I write because I found myself in a touchy conversation this morning with my direct report. I have quietly stopped asking suppliers for samples in the last few weeks, and while that has not exactly been noted as the reason, it’s clear that I’m “spending” more on samples than I was previously. So I was given the same speech—be more mindful, pull less samples, and ask the supplier! But I’m feeling rather firm in my belief that it’s not the right thing to do anymore, and even though it is “company policy” and I desperately need samples to do my job (which is 100% commission based, no less), I just can’t bring myself to make the ask anymore. And I don’t want to lead a revolution in the office, but I fear that even standing up for myself will give the impression that I have an agenda or want to be a whistleblower or something—basically, I’m afraid to stand up on this. But I can’t NOT say anything, right? Is it crazy that I find this unethical, which is why I feel so uncomfortable with it? — A.

It’d be great if readers could chime in on this one.

A very short answer, to a very long question is that there appears to be a problem with transparency and communication at the distribution company you work for.

“If you asked me whether I have $5 or $5,000 worth of samples, I couldn’t tell you.”

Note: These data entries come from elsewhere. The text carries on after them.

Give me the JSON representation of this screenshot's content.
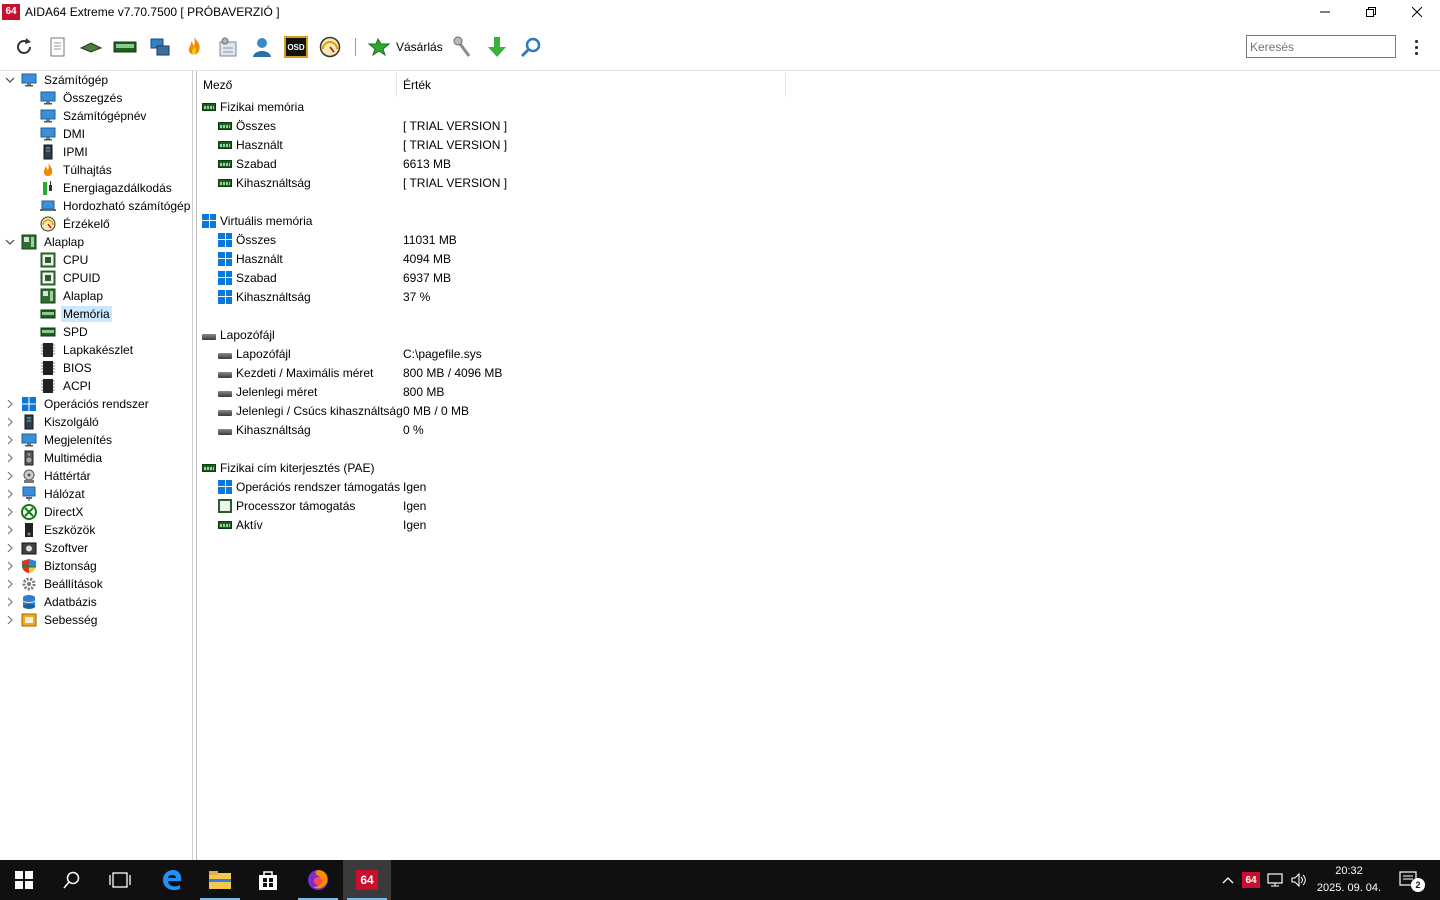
{
  "window": {
    "logo": "64",
    "title": "AIDA64 Extreme v7.70.7500  [ PRÓBAVERZIÓ ]"
  },
  "toolbar": {
    "icons": [
      "refresh-icon",
      "report-icon",
      "memory-module-icon",
      "ram-icon",
      "network-icon",
      "flame-icon",
      "benchmark-icon",
      "user-icon",
      "osd-icon",
      "gauge-icon"
    ],
    "osd_label": "OSD",
    "buy_label": "Vásárlás",
    "tools": [
      "wrench-icon",
      "download-icon",
      "search-icon"
    ],
    "search_placeholder": "Keresés"
  },
  "sidebar": {
    "items": [
      {
        "label": "Számítógép",
        "level": 0,
        "expanded": true,
        "icon": "computer-icon"
      },
      {
        "label": "Összegzés",
        "level": 1,
        "icon": "monitor-icon"
      },
      {
        "label": "Számítógépnév",
        "level": 1,
        "icon": "monitor-icon"
      },
      {
        "label": "DMI",
        "level": 1,
        "icon": "monitor-icon"
      },
      {
        "label": "IPMI",
        "level": 1,
        "icon": "server-icon"
      },
      {
        "label": "Túlhajtás",
        "level": 1,
        "icon": "flame-icon"
      },
      {
        "label": "Energiagazdálkodás",
        "level": 1,
        "icon": "battery-icon"
      },
      {
        "label": "Hordozható számítógép",
        "level": 1,
        "icon": "laptop-icon"
      },
      {
        "label": "Érzékelő",
        "level": 1,
        "icon": "gauge-icon"
      },
      {
        "label": "Alaplap",
        "level": 0,
        "expanded": true,
        "icon": "motherboard-icon"
      },
      {
        "label": "CPU",
        "level": 1,
        "icon": "cpu-icon"
      },
      {
        "label": "CPUID",
        "level": 1,
        "icon": "cpu-icon"
      },
      {
        "label": "Alaplap",
        "level": 1,
        "icon": "motherboard-icon"
      },
      {
        "label": "Memória",
        "level": 1,
        "icon": "ram-icon",
        "selected": true
      },
      {
        "label": "SPD",
        "level": 1,
        "icon": "ram-icon"
      },
      {
        "label": "Lapkakészlet",
        "level": 1,
        "icon": "chipset-icon"
      },
      {
        "label": "BIOS",
        "level": 1,
        "icon": "chipset-icon"
      },
      {
        "label": "ACPI",
        "level": 1,
        "icon": "chipset-icon"
      },
      {
        "label": "Operációs rendszer",
        "level": 0,
        "expanded": false,
        "icon": "windows-icon"
      },
      {
        "label": "Kiszolgáló",
        "level": 0,
        "expanded": false,
        "icon": "server-icon"
      },
      {
        "label": "Megjelenítés",
        "level": 0,
        "expanded": false,
        "icon": "monitor-icon"
      },
      {
        "label": "Multimédia",
        "level": 0,
        "expanded": false,
        "icon": "speaker-icon"
      },
      {
        "label": "Háttértár",
        "level": 0,
        "expanded": false,
        "icon": "storage-icon"
      },
      {
        "label": "Hálózat",
        "level": 0,
        "expanded": false,
        "icon": "network-icon"
      },
      {
        "label": "DirectX",
        "level": 0,
        "expanded": false,
        "icon": "xbox-icon"
      },
      {
        "label": "Eszközök",
        "level": 0,
        "expanded": false,
        "icon": "device-icon"
      },
      {
        "label": "Szoftver",
        "level": 0,
        "expanded": false,
        "icon": "software-icon"
      },
      {
        "label": "Biztonság",
        "level": 0,
        "expanded": false,
        "icon": "shield-icon"
      },
      {
        "label": "Beállítások",
        "level": 0,
        "expanded": false,
        "icon": "settings-icon"
      },
      {
        "label": "Adatbázis",
        "level": 0,
        "expanded": false,
        "icon": "database-icon"
      },
      {
        "label": "Sebesség",
        "level": 0,
        "expanded": false,
        "icon": "benchmark-icon"
      }
    ]
  },
  "table": {
    "columns": [
      "Mező",
      "Érték"
    ],
    "rows": [
      {
        "type": "group",
        "icon": "ram",
        "field": "Fizikai memória",
        "value": ""
      },
      {
        "type": "item",
        "icon": "ram",
        "field": "Összes",
        "value": "[ TRIAL VERSION ]"
      },
      {
        "type": "item",
        "icon": "ram",
        "field": "Használt",
        "value": "[ TRIAL VERSION ]"
      },
      {
        "type": "item",
        "icon": "ram",
        "field": "Szabad",
        "value": "6613 MB"
      },
      {
        "type": "item",
        "icon": "ram",
        "field": "Kihasználtság",
        "value": "[ TRIAL VERSION ]"
      },
      {
        "type": "blank"
      },
      {
        "type": "group",
        "icon": "windows",
        "field": "Virtuális memória",
        "value": ""
      },
      {
        "type": "item",
        "icon": "windows",
        "field": "Összes",
        "value": "11031 MB"
      },
      {
        "type": "item",
        "icon": "windows",
        "field": "Használt",
        "value": "4094 MB"
      },
      {
        "type": "item",
        "icon": "windows",
        "field": "Szabad",
        "value": "6937 MB"
      },
      {
        "type": "item",
        "icon": "windows",
        "field": "Kihasználtság",
        "value": "37 %"
      },
      {
        "type": "blank"
      },
      {
        "type": "group",
        "icon": "drive",
        "field": "Lapozófájl",
        "value": ""
      },
      {
        "type": "item",
        "icon": "drive",
        "field": "Lapozófájl",
        "value": "C:\\pagefile.sys"
      },
      {
        "type": "item",
        "icon": "drive",
        "field": "Kezdeti / Maximális méret",
        "value": "800 MB / 4096 MB"
      },
      {
        "type": "item",
        "icon": "drive",
        "field": "Jelenlegi méret",
        "value": "800 MB"
      },
      {
        "type": "item",
        "icon": "drive",
        "field": "Jelenlegi / Csúcs kihasználtság",
        "value": "0 MB / 0 MB"
      },
      {
        "type": "item",
        "icon": "drive",
        "field": "Kihasználtság",
        "value": "0 %"
      },
      {
        "type": "blank"
      },
      {
        "type": "group",
        "icon": "ram",
        "field": "Fizikai cím kiterjesztés (PAE)",
        "value": ""
      },
      {
        "type": "item",
        "icon": "windows",
        "field": "Operációs rendszer támogatás",
        "value": "Igen"
      },
      {
        "type": "item",
        "icon": "chip",
        "field": "Processzor támogatás",
        "value": "Igen"
      },
      {
        "type": "item",
        "icon": "ram",
        "field": "Aktív",
        "value": "Igen"
      }
    ]
  },
  "taskbar": {
    "apps": [
      "start-icon",
      "search-icon",
      "task-view-icon",
      "edge-icon",
      "file-explorer-icon",
      "store-icon",
      "firefox-icon",
      "aida64-icon"
    ],
    "aida_label": "64",
    "tray_aida_label": "64",
    "clock_time": "20:32",
    "clock_date": "2025. 09. 04.",
    "notification_count": "2"
  }
}
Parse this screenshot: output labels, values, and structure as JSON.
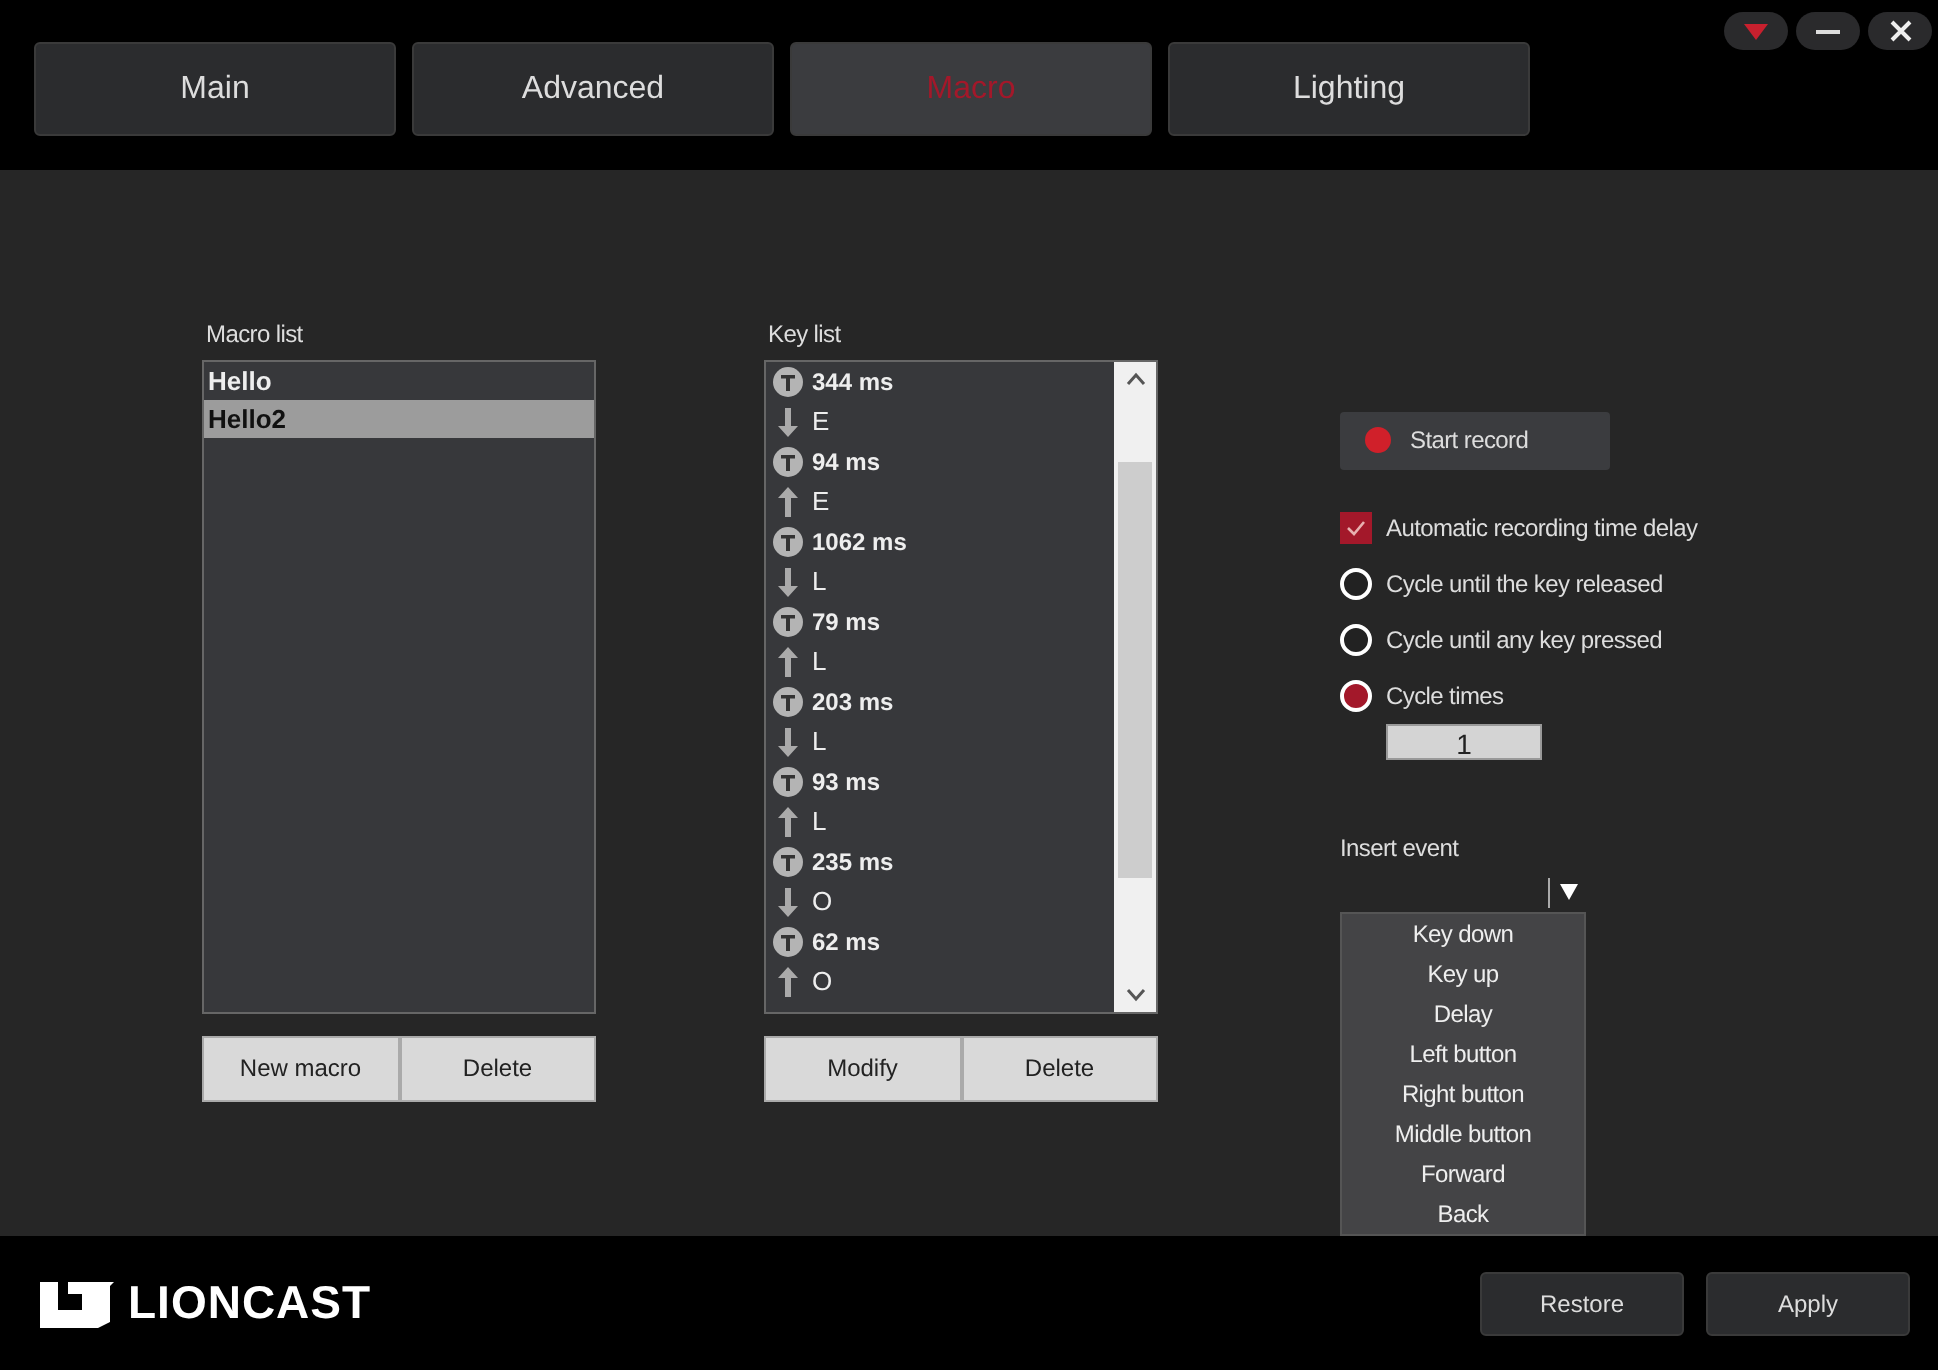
{
  "window_controls": [
    {
      "kind": "menu"
    },
    {
      "kind": "minimize"
    },
    {
      "kind": "close"
    }
  ],
  "tabs": [
    {
      "label": "Main",
      "selected": false
    },
    {
      "label": "Advanced",
      "selected": false
    },
    {
      "label": "Macro",
      "selected": true
    },
    {
      "label": "Lighting",
      "selected": false
    }
  ],
  "macro_list": {
    "label": "Macro list",
    "items": [
      {
        "name": "Hello",
        "selected": false
      },
      {
        "name": "Hello2",
        "selected": true
      }
    ],
    "buttons": [
      "New macro",
      "Delete"
    ]
  },
  "key_list": {
    "label": "Key list",
    "items": [
      {
        "kind": "delay",
        "text": "344 ms"
      },
      {
        "kind": "down",
        "text": "E"
      },
      {
        "kind": "delay",
        "text": "94 ms"
      },
      {
        "kind": "up",
        "text": "E"
      },
      {
        "kind": "delay",
        "text": "1062 ms"
      },
      {
        "kind": "down",
        "text": "L"
      },
      {
        "kind": "delay",
        "text": "79 ms"
      },
      {
        "kind": "up",
        "text": "L"
      },
      {
        "kind": "delay",
        "text": "203 ms"
      },
      {
        "kind": "down",
        "text": "L"
      },
      {
        "kind": "delay",
        "text": "93 ms"
      },
      {
        "kind": "up",
        "text": "L"
      },
      {
        "kind": "delay",
        "text": "235 ms"
      },
      {
        "kind": "down",
        "text": "O"
      },
      {
        "kind": "delay",
        "text": "62 ms"
      },
      {
        "kind": "up",
        "text": "O"
      }
    ],
    "buttons": [
      "Modify",
      "Delete"
    ]
  },
  "record_button": "Start record",
  "options": [
    {
      "kind": "checkbox",
      "label": "Automatic recording time delay",
      "checked": true
    },
    {
      "kind": "radio",
      "label": "Cycle until the key released",
      "selected": false
    },
    {
      "kind": "radio",
      "label": "Cycle until any key pressed",
      "selected": false
    },
    {
      "kind": "radio",
      "label": "Cycle times",
      "selected": true
    }
  ],
  "cycle_times": "1",
  "insert_event": {
    "label": "Insert event",
    "expanded": true,
    "options": [
      "Key down",
      "Key up",
      "Delay",
      "Left button",
      "Right button",
      "Middle button",
      "Forward",
      "Back"
    ]
  },
  "logo": "LIONCAST",
  "footer_buttons": [
    "Restore",
    "Apply"
  ]
}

If samples are a key part of doing your job, you should be able to know what your sample budget is. If your company needs additional samples beyond the 2 percent being billed to suppliers so that salespeople can effectively do their jobs (or because it simply helps its bottom line), they should be able to just say that. And you should be able to talk about some of your concerns to your company as well—especially if a key part of your job is making you feel uncomfortable.

Your manager once talked openly about the 2 percent situation to you, so this may not exactly be something they’re trying to hide. Talk to your manager. You can try to root out anything unethical they may be doing without accusing them of being dishonest. Your approach in this conversation can be, “I’m trying to figure out how to do my job better, and I think it’d be helpful to have a better understanding of how my sample budget works.”

Give your company the opportunity to explain to you how the system works. If the answer is unsatisfactory, or if you come to understand that what your company is doing really is unethical, it’s time to consider if you want to continue working there.


Photo: jimg944



Show Comments

From Our Partners